USING DRONES TO RECOVER BIPOC HISTORY
The DRONe Project (Descendants Recovering our Names) seeks to create a new generation of BIPOC female innovators in the field of digital historic preservation and drone technology with the skills to becme high-income earners via a paid workforce development program.
MEET THE HERSTORIANS OF SAN DIEGO
San Diego County became the home of numerous Black pioneers post-enslavement as a result of the California Gold Rush. The 2022-2023 program gives young women ages 16-19 the opportunity to work with innovative leaders in technology, LiDAR-enhanced drones, and other advanced geospatial technology to learn more about how they lived and died. This active learning experience includes teaching the fundamentals of entrepreneurship to further empower participants to become technology pioneers.

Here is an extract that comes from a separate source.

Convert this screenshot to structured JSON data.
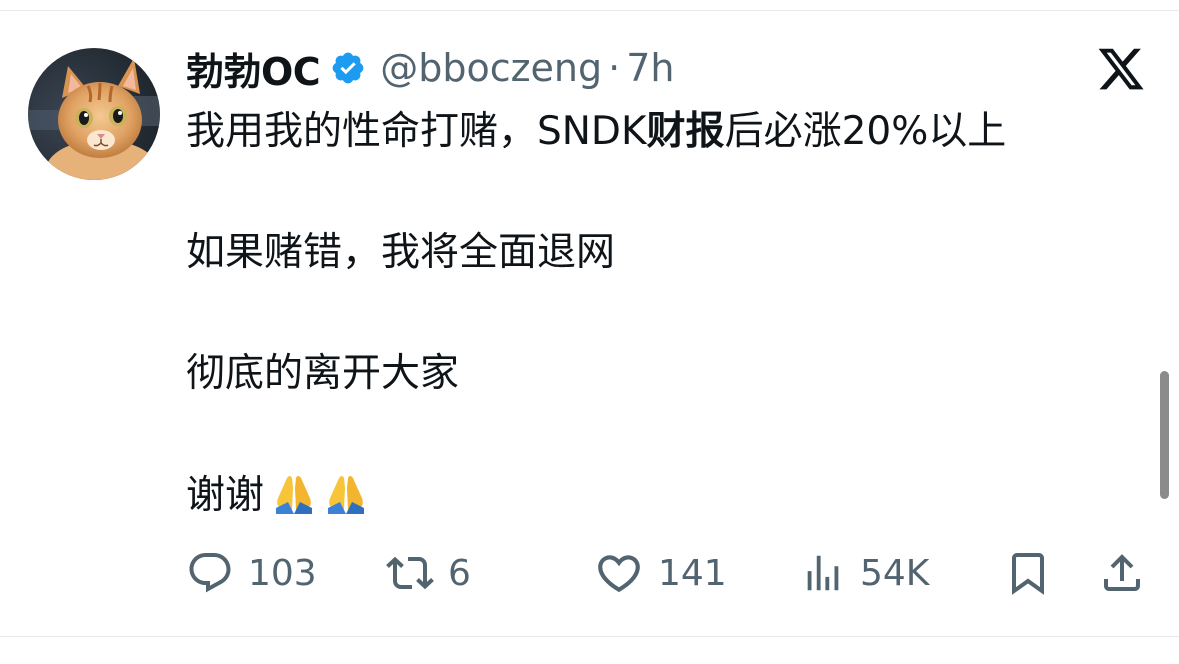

This cohort of young women from San Diego are mapping historical sites significant in BIPOC California history. The pictures and video will be used to create exhibits for our virtual BIPOC history museum, We The People Museum, coming soon. Additionally, participants receive a monthly $250 stipend as part of a workforce development initiative.

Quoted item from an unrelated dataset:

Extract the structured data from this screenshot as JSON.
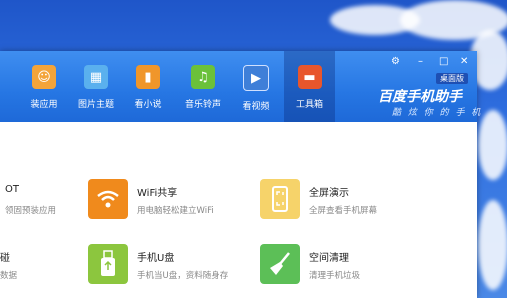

2022-2023 SITES TO BE EXPLORED
Due to missing or vandalized headstones and burial markers, the exact location of some of the interred has been lost. We will work to document the location of everyone interred here. Many of the missing are BIPOC pioneers in the early history of Julian and San Diego County.
HARRISON SERENITY RANCH
Last home of formerly enslaved Black pioneer, Nathan Harrison; the first Black land owner in San Diego County. We will paint a better picture of how Nathan Harrison lived by using LiDAR to discover how he used the mountain while he lived.
STAY UPDATED ON 2023-2024 COHORT
Women Making History
Cohort 2 -
Travel internationally working as a Digital Historic Preservationist, and become a licensed drone pilot with LiDAR data collection and processing skills. Now accepting interest forms for 2023 - 2024 cohort. Please see flyer for eligibility details.
How it Started
Thousands of names and stories of Americans of color are lost or left unfinished by being buried in dilapidated, overrun cemeteries and burial grounds across the United States. Many of these areas have little or no documentation to account for those interred. This information is key to telling the complete stories of these Americans. Using LiDAR drone technology, young BIPOC people are being trained to recover and record these histories, before the damaging effects of weather and unabated terrain disappear them from history completely.
Through early prototypes of the DRONE Project program, we learned that it would take more than simple drones solely equipped with high-quality cameras. To clear the trees and foliage that overshadow these lost and abandoned burial grounds, we required more advanced technology to fulfill the mission.